* WORK INSTRUCTIONS *
For the records that follow, return only the count of lines containing the string "Yehia".

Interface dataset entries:
BEGIN
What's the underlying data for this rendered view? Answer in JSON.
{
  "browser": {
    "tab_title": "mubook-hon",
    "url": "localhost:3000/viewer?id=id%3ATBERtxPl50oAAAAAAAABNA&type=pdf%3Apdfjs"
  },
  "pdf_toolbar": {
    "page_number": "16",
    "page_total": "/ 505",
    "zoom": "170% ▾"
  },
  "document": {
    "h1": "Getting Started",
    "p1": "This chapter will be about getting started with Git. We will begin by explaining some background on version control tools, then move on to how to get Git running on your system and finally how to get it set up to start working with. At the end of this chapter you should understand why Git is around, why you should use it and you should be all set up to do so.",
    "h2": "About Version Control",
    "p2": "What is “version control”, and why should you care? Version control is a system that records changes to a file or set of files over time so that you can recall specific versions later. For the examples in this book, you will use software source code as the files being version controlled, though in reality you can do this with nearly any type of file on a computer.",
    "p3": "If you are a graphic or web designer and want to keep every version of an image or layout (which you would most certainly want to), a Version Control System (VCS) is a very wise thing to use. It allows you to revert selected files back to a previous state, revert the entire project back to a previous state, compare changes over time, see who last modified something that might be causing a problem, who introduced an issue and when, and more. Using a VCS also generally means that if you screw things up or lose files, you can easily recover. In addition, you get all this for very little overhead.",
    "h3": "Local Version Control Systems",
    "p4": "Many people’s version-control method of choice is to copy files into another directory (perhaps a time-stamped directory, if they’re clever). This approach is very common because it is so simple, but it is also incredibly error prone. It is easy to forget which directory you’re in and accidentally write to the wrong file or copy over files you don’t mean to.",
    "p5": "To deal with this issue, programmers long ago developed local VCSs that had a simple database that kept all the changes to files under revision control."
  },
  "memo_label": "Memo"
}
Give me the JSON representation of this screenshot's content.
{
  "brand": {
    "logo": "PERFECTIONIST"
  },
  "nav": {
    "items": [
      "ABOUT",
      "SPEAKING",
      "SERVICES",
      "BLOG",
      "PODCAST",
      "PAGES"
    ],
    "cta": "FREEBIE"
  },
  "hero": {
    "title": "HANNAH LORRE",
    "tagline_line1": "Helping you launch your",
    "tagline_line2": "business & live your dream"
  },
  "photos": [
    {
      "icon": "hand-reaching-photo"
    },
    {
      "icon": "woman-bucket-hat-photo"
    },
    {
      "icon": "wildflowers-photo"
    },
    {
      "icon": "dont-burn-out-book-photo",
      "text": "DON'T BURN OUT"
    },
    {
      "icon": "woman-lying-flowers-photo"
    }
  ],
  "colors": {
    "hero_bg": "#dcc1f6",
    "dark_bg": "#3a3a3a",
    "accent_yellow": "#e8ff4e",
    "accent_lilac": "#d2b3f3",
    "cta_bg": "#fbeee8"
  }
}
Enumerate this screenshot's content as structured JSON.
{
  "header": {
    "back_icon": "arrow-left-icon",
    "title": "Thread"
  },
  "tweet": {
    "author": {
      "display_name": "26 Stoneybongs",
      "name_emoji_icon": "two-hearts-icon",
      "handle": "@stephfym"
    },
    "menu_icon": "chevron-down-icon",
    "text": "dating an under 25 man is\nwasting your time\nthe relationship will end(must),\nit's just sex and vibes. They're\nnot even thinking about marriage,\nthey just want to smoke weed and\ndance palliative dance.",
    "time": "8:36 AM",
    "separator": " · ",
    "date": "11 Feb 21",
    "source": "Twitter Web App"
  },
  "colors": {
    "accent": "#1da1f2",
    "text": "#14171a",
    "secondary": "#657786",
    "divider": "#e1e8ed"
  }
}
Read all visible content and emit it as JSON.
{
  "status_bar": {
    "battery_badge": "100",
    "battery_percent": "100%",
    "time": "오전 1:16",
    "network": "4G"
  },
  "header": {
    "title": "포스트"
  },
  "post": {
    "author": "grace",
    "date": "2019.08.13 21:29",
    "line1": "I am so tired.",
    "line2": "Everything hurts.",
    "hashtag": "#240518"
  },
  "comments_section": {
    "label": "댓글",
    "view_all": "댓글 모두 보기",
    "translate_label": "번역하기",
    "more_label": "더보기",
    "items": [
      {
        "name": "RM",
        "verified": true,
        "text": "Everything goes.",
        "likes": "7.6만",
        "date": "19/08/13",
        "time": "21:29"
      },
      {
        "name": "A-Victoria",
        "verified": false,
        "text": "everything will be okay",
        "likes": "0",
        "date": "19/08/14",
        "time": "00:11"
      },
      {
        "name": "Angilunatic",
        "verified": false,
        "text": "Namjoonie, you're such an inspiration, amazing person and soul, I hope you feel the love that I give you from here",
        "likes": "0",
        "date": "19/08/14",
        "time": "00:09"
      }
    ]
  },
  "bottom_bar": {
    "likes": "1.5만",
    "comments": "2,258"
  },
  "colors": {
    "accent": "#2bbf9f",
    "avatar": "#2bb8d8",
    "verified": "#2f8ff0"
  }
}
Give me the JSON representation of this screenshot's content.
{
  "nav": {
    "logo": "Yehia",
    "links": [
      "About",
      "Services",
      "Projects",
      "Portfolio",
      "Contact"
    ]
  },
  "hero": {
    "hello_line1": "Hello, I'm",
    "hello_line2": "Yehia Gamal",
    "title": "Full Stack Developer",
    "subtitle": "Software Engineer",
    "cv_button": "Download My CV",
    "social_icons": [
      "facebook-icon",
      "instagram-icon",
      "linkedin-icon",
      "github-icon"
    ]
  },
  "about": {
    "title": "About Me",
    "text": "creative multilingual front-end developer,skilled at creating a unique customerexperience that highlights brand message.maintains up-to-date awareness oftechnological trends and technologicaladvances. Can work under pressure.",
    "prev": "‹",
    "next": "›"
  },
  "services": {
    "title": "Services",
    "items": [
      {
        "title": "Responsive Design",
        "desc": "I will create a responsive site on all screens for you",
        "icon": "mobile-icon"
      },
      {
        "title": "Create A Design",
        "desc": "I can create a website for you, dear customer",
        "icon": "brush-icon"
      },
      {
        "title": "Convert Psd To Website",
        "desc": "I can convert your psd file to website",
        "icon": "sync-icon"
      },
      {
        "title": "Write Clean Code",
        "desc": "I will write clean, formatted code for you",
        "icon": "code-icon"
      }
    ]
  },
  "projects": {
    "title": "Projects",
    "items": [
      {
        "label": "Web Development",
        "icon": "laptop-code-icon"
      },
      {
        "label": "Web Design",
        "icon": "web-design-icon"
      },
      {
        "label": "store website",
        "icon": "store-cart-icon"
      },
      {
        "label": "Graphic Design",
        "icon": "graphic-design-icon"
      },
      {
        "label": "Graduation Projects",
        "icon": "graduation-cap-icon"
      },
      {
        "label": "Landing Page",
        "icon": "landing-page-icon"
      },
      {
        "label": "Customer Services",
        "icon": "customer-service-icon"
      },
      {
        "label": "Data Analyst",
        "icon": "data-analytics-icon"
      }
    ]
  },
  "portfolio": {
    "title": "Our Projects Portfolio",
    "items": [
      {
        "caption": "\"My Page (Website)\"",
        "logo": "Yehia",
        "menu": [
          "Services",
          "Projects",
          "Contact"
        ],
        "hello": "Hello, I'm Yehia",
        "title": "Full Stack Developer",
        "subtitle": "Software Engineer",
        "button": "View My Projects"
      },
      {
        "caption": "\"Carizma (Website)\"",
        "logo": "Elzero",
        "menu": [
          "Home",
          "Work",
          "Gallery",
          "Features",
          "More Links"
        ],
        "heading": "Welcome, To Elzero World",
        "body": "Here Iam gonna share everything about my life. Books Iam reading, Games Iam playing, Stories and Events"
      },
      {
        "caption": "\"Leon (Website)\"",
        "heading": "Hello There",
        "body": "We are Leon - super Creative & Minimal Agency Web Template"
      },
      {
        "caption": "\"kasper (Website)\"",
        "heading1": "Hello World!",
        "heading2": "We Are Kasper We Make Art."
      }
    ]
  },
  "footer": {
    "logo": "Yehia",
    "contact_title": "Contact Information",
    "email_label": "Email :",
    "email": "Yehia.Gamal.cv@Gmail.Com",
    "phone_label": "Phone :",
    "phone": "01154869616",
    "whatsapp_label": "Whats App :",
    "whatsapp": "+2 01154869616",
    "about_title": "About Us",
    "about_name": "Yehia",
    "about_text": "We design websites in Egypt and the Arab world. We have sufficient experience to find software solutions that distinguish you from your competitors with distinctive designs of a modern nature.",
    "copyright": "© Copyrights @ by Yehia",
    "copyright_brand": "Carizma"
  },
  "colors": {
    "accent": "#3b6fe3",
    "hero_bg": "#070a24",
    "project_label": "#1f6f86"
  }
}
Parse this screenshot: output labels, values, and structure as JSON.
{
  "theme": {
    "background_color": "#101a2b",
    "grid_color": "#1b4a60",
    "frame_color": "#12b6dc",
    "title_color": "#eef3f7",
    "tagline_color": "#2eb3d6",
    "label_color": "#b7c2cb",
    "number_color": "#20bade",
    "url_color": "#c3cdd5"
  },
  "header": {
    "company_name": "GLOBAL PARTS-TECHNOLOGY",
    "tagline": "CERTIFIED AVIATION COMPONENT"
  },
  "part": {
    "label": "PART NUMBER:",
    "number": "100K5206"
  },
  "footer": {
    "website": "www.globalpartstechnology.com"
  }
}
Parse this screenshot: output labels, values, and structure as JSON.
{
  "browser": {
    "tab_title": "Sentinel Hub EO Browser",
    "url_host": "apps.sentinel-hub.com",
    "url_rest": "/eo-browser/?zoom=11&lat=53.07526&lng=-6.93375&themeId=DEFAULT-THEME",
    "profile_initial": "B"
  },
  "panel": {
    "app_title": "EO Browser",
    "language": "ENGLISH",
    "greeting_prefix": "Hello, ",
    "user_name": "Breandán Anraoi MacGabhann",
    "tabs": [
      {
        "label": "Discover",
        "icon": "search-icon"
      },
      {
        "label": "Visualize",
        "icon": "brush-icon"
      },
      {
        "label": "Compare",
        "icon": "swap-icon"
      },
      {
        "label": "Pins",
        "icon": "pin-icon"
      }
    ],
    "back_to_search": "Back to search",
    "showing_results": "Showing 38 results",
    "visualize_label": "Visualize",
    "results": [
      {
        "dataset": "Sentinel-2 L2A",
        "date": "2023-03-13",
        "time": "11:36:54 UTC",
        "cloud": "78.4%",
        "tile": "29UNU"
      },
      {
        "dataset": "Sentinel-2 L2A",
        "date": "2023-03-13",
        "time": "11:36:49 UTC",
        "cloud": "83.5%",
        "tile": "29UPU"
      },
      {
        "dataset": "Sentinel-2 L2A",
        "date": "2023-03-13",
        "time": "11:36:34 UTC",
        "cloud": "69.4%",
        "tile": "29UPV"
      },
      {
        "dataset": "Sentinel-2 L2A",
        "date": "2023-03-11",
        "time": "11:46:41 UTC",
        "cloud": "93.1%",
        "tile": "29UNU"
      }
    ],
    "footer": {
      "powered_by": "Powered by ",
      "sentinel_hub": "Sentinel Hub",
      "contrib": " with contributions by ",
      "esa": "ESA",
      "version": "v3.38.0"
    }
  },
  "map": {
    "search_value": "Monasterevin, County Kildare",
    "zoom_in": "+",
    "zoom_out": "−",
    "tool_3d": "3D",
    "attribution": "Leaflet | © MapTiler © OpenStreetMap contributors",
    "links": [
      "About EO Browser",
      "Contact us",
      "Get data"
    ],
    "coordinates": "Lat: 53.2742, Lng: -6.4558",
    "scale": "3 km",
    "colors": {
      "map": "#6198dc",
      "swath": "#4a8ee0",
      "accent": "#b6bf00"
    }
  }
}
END
* TASK ANSWER *
8